Facebook is on top.
No other tech company is executing so well across so many areas at once – from product development to business management to public relations.
Take a look:
Users are addicted. Facebook has more than 968 million active daily users, the company said on its earnings call this week. Let’s put that another way so it sinks in. Nearly 1 billion people – one out of every seven people on planet Earth – checks Facebook every day. And these users aren’t just conducting a search query or two, they’re spending more than 46 minutes per day on the site.
More users are coming aboard every day. Facebook’s monthly active user count increased 13% from last year. That’s not a big percentage, but it’s starting from an absolutely enormous base and went from 1.32 billion users to 1.49 billion users. another way of looking at is that Facebook added 173 million new users since last year. That’s greater than the population of Germany and the U.K. combined.
It’s already planning for the day when current internet users are saturated. CEO Mark Zuckerberg portrays the Facebook-funded Internet.org as a way to bring internet access to the the next billion people who don’t have it today, but this isn’t just for charitable purposes. The more people who are online, the more people can use Facebook. That’s how 1.49 billion becomes 3 billion. Or 5 billion. And it’s creating some really cool technology – like this internet-beaming drone plane and these communication lasers – to get there.
The company has managed revenue growth incredibly well since going public. Take a look at this chart:
When Facebook went public in spring 2012, investors could look at the past few years’ performance and see a fast-growing company. At that time, Facebook had no mobile advertising business. It started selling mobile ads that same quarter.

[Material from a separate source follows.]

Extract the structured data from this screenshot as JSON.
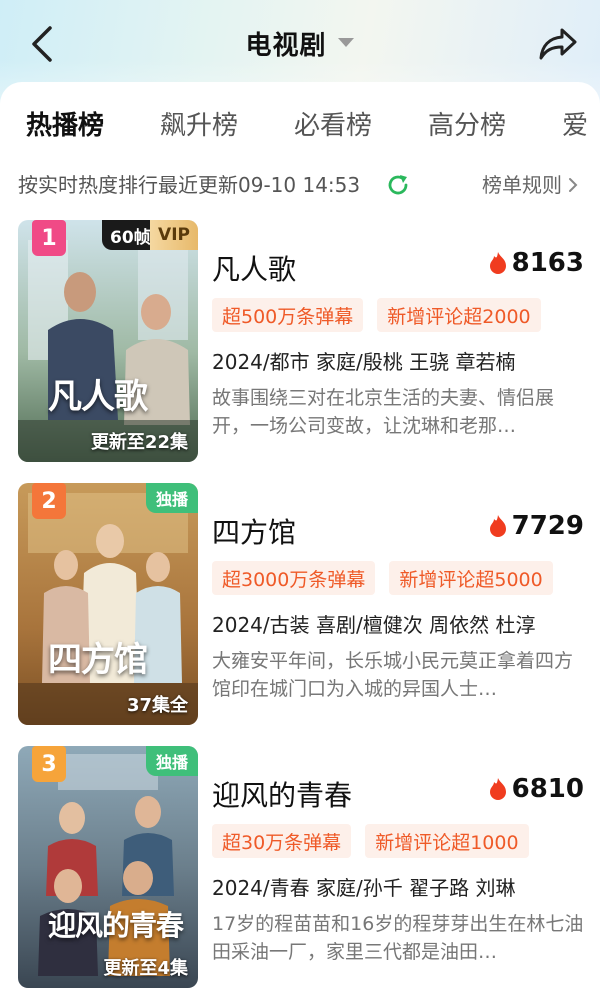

Since then, the businesses that Facebook used to rely on have gone flat – but mobile advertising has grown in a perfectly up-and-to-the-right trajectory. All of Facebook’s revenue growth since its IPO has been in an area that didn’t exist when it filed to go public.
Facebook has multiple other revenue streams it’s just waiting to tap. Facebook just started selling self-service, targeted ads – the kind Google made famous for search – on Instagram. Analysts predict it will be a billion-dollar business in the next couple of years.
Facebook hasn’t even started to monetize its messaging products, Messenger and WhatsApp, which are used by more than a billion people combined, but CEO Mark Zuckerberg dropped a big hint about messaging on the earnings call. Basically, the company’s going to follow the same exact process as it did with the News Feed – use Messenger as a way for users to communicate with brands, then gradually charge brands to reach those users.
Not all of these products will succeed with users or turn into big dollar signs. But some surely will.
Its acquisition strategy is genius. You may have a teenager at home who thinks Facebook is boring, for old people. They probably use Instagram instead, like 300 million other people. Or maybe WhatsApp, like 800 million other people. Facebook owns both.
Plus Messenger, which is its own, standalone app with 700 million users.
It’s quietly revolutionizing the $140 billion hardware market. While most of us know Facebook the product, the company is quietly putting the screws to decades-old computer infrastructure giants like Cisco by taking the designs it built for its own data centers and releasing them under an open source license. Now, a bunch of startups are taking those designs and starting to build businesses around them.
The days of awkward PR gaffes are over. Remember Zuck’s disastrous, sweaty, on stage performance at the D Conference in 2010? Contrast that with his calm demeanor at more recent conferences, or the pitch-perfect way he announced his wife’s pregnancy – and past miscarriages – this week. The guy’s gone from being viewed as a sort of uber-rich brat who doesn’t care about your privacy to a likable genius. Oh, and speaking of privacy, when’s the last time people got up in arms about Facebook’s privacy policies?
Don’t take my word for it. Wall Street analysts are tripping over themselves to explain why you should buy the stock.
Who else is there?
The iPhone revolutionized tech more than any product since the personal computer, but it’s eight years old. Apple hasn’t had a big hit product since – iPad sales are sinking, the Watch is off to a slow start, and Apple Music is shaping up to be its worst-received product since Apple Maps.
It’s bigger than Facebook by many measures – users, ad revenues, profits – and it had a solid quarter too. But Facebook is coming up fast in areas where Google should’ve dominated, like mobile and video. Google’s not going anywhere, but unless one of Larry Page’s moonshots starts to pay off soon, it’s not going to rule the tech industry like it did last decade.
Microsoft? Comebacks are fun, but it’s been playing defense for years.
Amazon is probably the closest – lots of users, impeccably managed business, and at least two major lines of business (e-commerce, the original, and Amazon Web Services, its $7-billion-a-year cloud computing juggernaut).
But Amazon has had an extra decade to get its business churning, it doesn’t reach as many users around the world as Facebook does, and it’s never proven it can turn consistent profits like Facebook has.
Every generation in tech has its hero. The current generation kicked off in 2009, the beginning of the long boom.
Facebook won this generation. Mark Zuckerberg, COO Sheryl Sandberg, and the rest of the people there should take a deep breath and enjoy their success.
But not for too long. The one thing you can always count on in tech is that kings have a short reign.